• Data section
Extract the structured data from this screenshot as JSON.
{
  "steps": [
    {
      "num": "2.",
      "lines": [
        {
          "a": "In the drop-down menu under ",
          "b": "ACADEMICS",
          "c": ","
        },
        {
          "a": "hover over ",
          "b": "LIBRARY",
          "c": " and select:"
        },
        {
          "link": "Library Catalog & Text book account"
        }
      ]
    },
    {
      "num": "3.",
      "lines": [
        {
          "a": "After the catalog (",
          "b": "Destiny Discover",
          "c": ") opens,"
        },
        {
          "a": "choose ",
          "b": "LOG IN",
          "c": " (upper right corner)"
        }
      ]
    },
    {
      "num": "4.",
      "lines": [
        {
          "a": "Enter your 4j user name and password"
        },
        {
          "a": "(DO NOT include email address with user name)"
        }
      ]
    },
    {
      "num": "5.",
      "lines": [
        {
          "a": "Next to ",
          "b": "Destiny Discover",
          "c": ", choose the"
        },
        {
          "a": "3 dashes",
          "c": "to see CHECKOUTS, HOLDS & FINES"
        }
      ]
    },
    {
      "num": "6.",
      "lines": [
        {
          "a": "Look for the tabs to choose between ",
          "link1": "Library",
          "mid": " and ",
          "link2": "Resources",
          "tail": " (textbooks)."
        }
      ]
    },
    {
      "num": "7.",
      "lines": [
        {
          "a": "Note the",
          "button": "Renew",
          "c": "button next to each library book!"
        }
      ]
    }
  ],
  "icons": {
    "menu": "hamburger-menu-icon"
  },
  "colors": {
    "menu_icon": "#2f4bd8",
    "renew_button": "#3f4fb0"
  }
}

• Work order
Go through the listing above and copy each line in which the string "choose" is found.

• Answer
          "a": "choose ",
          "c": ", choose the"
          "a": "Look for the tabs to choose between ",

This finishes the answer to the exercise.